This story was updated 7:51 a.m. ET.
Two astronauts, one American and the other Russian, returned to Earth Thursday from the International Space Station and were greeted with freezing temperatures and snow at their Central Asian landing site.
Space station commander Jeffrey Williams, of NASA, and Russian flight engineer Maxim Suraev safely landed in snow on the frigid steppes of Kazakhstan at about 7:24 a.m. EDT (1124 GMT) in their Russian-built Soyuz TMA-16 spacecraft. It was about 5:24 p.m. Local Time at the landing site, where the astronauts met with stiff winds and temperatures around 20 degrees Fahrenheit (minus 6 degrees Celsius).
The winds at the landing site rolled the Soyuz over on its side after it touched down, but that was expected and helicopters carrying standard recovery teams were quickly on hand to begin extracting the crew, NASA officials said.
NASA spokesperson Josh Byerly, who was at the landing site, said the Soyuz landed on its bottom in nearly 4 feet (1.2 meters) of snow, and was rolled over and dragged about 20 feet (6 meters) by the winds tugging on its main parachute. The snow prevented some all-terrain recovery vehicles from reaching the landing zone, but recovery helicopters were able to land as planned, he added.
The successful landing on the steppes northeast of the remote Kazakh town of Arkalyk ended a nearly six-month stay in space for Williams and Suraev.
"It's been quite a year," Williams said Wednesday before leaving the space station. "Transitioning to a crew of six, and we're still working out the kinks out, but I think overall it's been very successful."
Byerly said Williams and Suraev are in good spirits and gave hearty thumbs up signs after being extracted from their spacecraft.
The mission marked Williams' third trip to the space station and the first spaceflight for Suraev. They launched in September 2009 and spent 169 days in space during their flight.
While they were at the station, the orbiting laboratory received a new Russian docking port and hosted two visiting NASA space shuttle crews. They astronauts also helped install a new room and observation deck that offers stunning views of Earth from space during the most recent shuttle visit in February.

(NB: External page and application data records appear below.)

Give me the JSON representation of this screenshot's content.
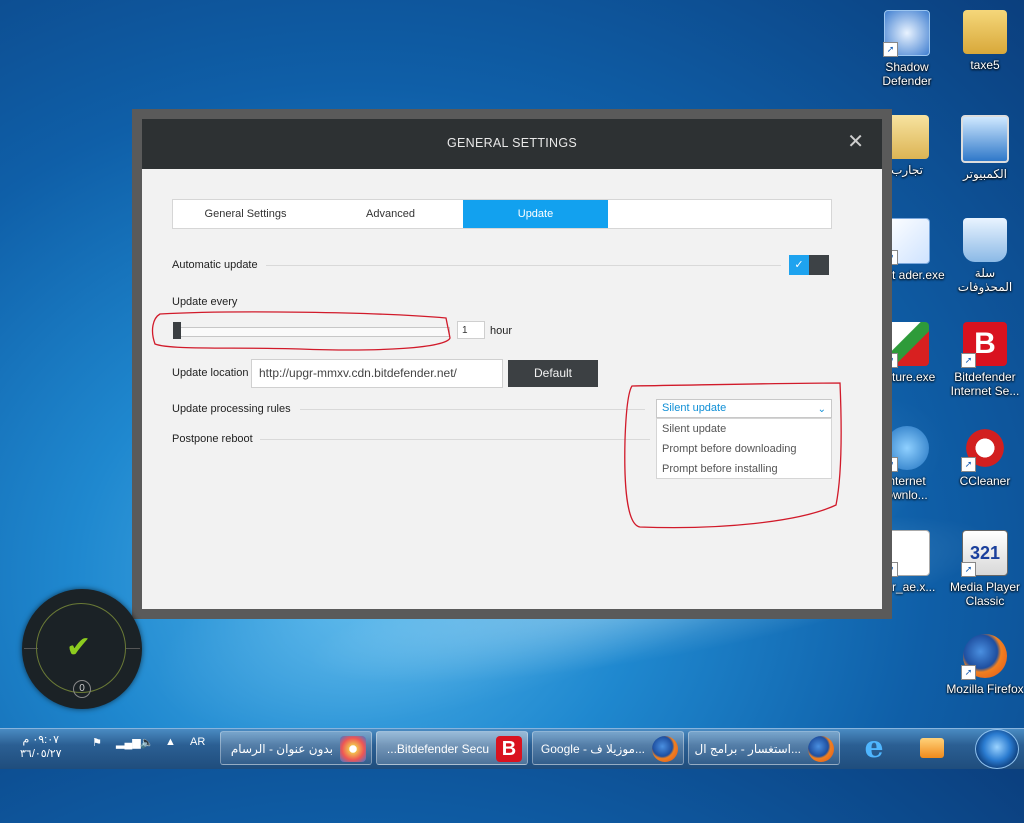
{
  "desktop": {
    "icons": [
      {
        "label": "Shadow Defender",
        "icon": "shield-icon"
      },
      {
        "label": "taxe5",
        "icon": "user-folder-icon"
      },
      {
        "label": "تجارب",
        "icon": "folder-icon"
      },
      {
        "label": "الكمبيوتر",
        "icon": "computer-icon"
      },
      {
        "label": "Foxit ader.exe",
        "icon": "foxit-icon"
      },
      {
        "label": "سلة المحذوفات",
        "icon": "recycle-bin-icon"
      },
      {
        "label": "apture.exe",
        "icon": "capture-icon"
      },
      {
        "label": "Bitdefender Internet Se...",
        "icon": "bitdefender-icon"
      },
      {
        "label": "nternet ownlo...",
        "icon": "download-manager-icon"
      },
      {
        "label": "CCleaner",
        "icon": "ccleaner-icon"
      },
      {
        "label": "_ar_ae.x...",
        "icon": "document-icon"
      },
      {
        "label": "Media Player Classic",
        "icon": "media-player-icon"
      },
      {
        "label": "Mozilla Firefox",
        "icon": "firefox-icon"
      }
    ]
  },
  "dialog": {
    "title": "GENERAL SETTINGS",
    "close": "✕",
    "tabs": [
      {
        "label": "General Settings",
        "active": false
      },
      {
        "label": "Advanced",
        "active": false
      },
      {
        "label": "Update",
        "active": true
      }
    ],
    "automatic_update": {
      "label": "Automatic update",
      "checked": true,
      "check_glyph": "✓"
    },
    "update_every": {
      "label": "Update every",
      "value": "1",
      "unit": "hour",
      "slider_fraction": 0.0
    },
    "update_location": {
      "label": "Update location",
      "value": "http://upgr-mmxv.cdn.bitdefender.net/",
      "default_button": "Default"
    },
    "update_processing_rules": {
      "label": "Update processing rules",
      "selected": "Silent update",
      "options": [
        "Silent update",
        "Prompt before downloading",
        "Prompt before installing"
      ]
    },
    "postpone_reboot": {
      "label": "Postpone reboot"
    }
  },
  "widget": {
    "count": "0",
    "status_glyph": "✔"
  },
  "taskbar": {
    "language": "AR",
    "clock_time": "٠٩:٠٧ م",
    "clock_date": "٣٦/٠٥/٢٧",
    "windows": [
      {
        "label": "بدون عنوان - الرسام",
        "icon": "paint-icon"
      },
      {
        "label": "...Bitdefender Secu",
        "icon": "bitdefender-icon",
        "active": true
      },
      {
        "label": "Google - موزيلا ف...",
        "icon": "firefox-icon"
      },
      {
        "label": "استغسار - برامج ال...",
        "icon": "firefox-icon"
      }
    ],
    "pinned": [
      "internet-explorer-icon",
      "media-player-icon"
    ],
    "colors": {
      "accent": "#12a1ef",
      "annotation": "#d11a2a",
      "bitdefender": "#d9121f"
    }
  }
}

The 11-year-old space station even got a live Internet connection during their stay, allowing Williams to post Twitter updates himself (as Astro_Jeff) instead of asking Mission Control to do it for him. Suraev blogged about his flight in Russian for followers in his own country.
Williams and Suraev started out as flight engineers with the outpost's Expedition 21 crew. In December, Williams took command of the station's Expedition 22 crew, which included himself, Suraev and three other astronauts from Russia, the United States and Japan.
Before leaving the space station Thursday, Williams turned control of the outpost over to veteran Russian cosmonaut Oleg Kotov.
Kotov arrived at the space station in December alongside NASA astronaut Timothy "T.J." Creamer and Japanese astronaut Soichi Noguchi. The three men are currently the only station residents, but expect to double their crew size in early April, when a new Soyuz spacecraft is scheduled to arrive on April 4 carrying two Russians and an American.
Noguchi posted a photo via Twitter of his crewmates undocking from the space station shortly after the Soyuz TMA-16 departed. He was jubilant to hear of their successful landing.
"Soyuz TMA-16 successfully landed!" wrote Noguchi, who has been chronicling his space mission as Astro_Soichi.
It will be a particularly busy time for the space station crew. On April 5, just a day after the new station crew arrives, NASA plans to launch the space shuttle Discovery from Florida to deliver a cargo pod filled with new science gear and supplies to the orbiting laboratory.
That mission will be NASA's second of five final shuttle missions planned for 2010 before the shuttle fleet is retired in the fall.
Construction of the $100 billion space station began in 1998 and is now 98 percent complete. The space station has about 12 modules, or rooms, and the equivalent living space as the interior of a Boeing 747 jumbo jet.
The orbiting laboratory's exterior truss and wing-like solar arrays stretch across an area as long as a football field. The station can easily be seen from Earth by the unaided eye on clear nights.